Analysis of chemotaxis when the fraction of responsive cells is small - application to mammalian sperm guidance
Published: 1 July 2008
Anna Gakamsky1, Edna Schechtman2, S. Roy Caplan1,3 and Michael Eisenbach*,1
1Department of Biological Chemistry, The Weizmann Institute of Science, 2Department of Industrial Engineering & Management, Ben-Gurion University and 3Department of Physiology, McGill University, Quebec
The detection of chemotaxis-related changes in the swimming behavior of mammalian spermatozoa in a spatial chemoattractant gradient has hitherto been an intractable problem. The difficulty is that the fraction of responsive cells in the sperm population is very small and that the large majority of the cells, though non-responsive, are motile too. Assessment of the chemotactic effects in a spatial gradient is also very sensitive to the quality of sperm tracking. To overcome these difficulties we propose a new approach, based on the analysis of the distribution of instantaneous directionality angles made by spermatozoa in a spatial gradient versus a no-gradient control. Although the use of this parameter does not allow identification of individual responding cells, it is a reliable measure of directionality, independent of errors in cell tracking caused by cell collisions, track crossings, and track splitting. The analysis identifies bias in the swimming direction of a population relative to the gradient direction. It involves statistical chi2 tests of the very large sample of measured angles, where the critical chi2 values are adjusted to the sample size by the bootstrapping procedure. The combination of the newly measured parameter and the special analysis provides a highly sensitive method for the detection of a chemotactic response, even a very small one.

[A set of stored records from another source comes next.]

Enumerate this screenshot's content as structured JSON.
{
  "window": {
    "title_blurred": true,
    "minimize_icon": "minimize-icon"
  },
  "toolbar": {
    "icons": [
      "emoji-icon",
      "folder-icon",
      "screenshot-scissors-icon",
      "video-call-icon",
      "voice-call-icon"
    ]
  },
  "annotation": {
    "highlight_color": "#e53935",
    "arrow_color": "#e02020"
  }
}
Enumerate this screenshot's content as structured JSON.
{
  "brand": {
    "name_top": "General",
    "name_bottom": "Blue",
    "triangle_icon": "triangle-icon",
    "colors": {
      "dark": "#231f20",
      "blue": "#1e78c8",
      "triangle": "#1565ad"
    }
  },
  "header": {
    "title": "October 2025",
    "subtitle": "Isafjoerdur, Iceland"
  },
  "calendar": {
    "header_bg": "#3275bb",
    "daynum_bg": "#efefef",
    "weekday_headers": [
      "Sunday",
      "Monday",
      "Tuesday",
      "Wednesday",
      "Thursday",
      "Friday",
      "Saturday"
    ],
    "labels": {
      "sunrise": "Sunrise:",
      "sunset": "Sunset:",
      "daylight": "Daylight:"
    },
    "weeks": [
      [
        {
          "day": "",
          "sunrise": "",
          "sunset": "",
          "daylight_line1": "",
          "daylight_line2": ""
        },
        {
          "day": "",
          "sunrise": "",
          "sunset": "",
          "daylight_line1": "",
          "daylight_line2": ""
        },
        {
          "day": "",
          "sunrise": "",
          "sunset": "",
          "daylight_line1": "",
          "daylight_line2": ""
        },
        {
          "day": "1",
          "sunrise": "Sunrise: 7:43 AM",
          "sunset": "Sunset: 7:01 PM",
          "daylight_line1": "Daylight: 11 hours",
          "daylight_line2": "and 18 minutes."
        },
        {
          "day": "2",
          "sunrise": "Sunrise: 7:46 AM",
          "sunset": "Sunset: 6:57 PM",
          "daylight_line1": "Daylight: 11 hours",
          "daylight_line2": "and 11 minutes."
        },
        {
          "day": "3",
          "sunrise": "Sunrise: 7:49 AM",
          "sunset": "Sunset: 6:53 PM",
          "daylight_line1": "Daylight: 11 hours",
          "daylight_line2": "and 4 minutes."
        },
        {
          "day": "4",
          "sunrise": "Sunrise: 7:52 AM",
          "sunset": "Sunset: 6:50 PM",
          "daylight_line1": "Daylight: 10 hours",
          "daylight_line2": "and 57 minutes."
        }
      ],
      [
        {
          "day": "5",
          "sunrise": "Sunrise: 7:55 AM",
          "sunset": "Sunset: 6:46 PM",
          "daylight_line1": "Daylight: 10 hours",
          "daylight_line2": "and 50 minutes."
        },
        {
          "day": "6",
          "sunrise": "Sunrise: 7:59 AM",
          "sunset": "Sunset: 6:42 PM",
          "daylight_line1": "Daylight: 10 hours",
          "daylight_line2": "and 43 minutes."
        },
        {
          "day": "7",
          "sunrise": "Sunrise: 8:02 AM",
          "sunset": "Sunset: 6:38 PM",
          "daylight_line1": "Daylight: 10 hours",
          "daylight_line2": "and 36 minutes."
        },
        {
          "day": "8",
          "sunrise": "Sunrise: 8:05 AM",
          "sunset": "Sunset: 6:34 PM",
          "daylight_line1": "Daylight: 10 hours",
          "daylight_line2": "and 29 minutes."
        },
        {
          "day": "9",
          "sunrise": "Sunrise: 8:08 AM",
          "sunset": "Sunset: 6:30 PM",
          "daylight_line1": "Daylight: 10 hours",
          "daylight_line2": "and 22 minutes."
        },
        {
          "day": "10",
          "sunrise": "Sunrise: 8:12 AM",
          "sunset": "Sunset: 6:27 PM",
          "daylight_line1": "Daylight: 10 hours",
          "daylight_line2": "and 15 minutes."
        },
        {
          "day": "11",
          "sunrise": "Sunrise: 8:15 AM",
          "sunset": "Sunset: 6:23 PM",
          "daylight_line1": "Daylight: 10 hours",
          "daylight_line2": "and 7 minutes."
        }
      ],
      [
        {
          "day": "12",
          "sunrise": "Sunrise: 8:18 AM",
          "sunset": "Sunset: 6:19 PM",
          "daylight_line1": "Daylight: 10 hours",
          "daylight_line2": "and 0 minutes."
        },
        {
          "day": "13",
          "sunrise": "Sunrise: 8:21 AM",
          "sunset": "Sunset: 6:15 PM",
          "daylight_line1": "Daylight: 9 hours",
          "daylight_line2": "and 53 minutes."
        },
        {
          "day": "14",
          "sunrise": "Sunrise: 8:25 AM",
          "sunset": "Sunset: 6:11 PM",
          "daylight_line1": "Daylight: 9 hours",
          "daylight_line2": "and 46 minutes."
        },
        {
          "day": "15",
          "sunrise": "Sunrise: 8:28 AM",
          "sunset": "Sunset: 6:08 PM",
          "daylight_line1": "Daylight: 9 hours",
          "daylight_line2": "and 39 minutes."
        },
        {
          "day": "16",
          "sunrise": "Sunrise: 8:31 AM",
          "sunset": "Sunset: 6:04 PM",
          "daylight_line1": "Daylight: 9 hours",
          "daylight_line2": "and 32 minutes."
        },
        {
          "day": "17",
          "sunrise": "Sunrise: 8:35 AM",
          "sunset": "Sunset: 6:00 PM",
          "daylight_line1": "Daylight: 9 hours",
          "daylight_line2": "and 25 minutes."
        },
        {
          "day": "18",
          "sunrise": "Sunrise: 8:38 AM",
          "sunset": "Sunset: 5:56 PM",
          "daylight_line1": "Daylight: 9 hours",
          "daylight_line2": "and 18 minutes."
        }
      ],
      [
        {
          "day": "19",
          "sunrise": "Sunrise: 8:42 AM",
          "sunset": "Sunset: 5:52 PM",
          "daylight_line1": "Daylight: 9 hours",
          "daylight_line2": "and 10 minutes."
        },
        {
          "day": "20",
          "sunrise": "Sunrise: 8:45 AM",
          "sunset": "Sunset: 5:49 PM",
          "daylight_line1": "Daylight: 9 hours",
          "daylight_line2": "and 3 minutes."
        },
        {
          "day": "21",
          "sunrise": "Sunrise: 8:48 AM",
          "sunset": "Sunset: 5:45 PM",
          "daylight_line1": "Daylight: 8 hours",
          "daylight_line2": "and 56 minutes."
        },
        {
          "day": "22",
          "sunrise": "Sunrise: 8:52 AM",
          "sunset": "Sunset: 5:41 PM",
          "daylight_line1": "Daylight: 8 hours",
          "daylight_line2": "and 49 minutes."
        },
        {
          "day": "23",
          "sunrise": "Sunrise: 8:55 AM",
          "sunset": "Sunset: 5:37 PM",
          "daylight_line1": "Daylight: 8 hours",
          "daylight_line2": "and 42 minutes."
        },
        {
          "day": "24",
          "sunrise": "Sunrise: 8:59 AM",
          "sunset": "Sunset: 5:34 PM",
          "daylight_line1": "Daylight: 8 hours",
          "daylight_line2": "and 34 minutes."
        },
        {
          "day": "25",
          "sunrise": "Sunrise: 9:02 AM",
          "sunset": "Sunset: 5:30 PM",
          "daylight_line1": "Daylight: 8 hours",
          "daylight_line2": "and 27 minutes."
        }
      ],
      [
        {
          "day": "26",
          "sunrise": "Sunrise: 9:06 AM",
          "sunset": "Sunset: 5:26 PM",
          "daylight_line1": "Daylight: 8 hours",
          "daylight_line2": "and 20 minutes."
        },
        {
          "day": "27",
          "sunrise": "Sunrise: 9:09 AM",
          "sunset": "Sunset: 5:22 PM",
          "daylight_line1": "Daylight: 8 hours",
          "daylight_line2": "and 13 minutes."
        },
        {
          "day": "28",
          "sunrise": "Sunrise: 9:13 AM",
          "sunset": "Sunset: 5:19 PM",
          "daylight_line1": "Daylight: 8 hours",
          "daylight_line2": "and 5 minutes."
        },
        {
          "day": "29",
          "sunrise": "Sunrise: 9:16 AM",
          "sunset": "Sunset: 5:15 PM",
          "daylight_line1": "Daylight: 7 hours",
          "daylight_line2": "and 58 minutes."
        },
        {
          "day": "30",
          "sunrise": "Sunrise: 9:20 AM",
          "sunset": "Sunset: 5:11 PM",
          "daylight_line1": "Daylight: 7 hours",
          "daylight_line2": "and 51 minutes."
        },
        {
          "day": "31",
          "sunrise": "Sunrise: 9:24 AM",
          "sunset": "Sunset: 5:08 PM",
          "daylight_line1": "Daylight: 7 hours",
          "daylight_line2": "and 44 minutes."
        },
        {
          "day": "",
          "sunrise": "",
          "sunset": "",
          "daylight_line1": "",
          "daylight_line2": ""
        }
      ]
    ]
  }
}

sperm chemotaxis, chemotaxis analysis, chemotaxis assay, chi square test, bootstrapping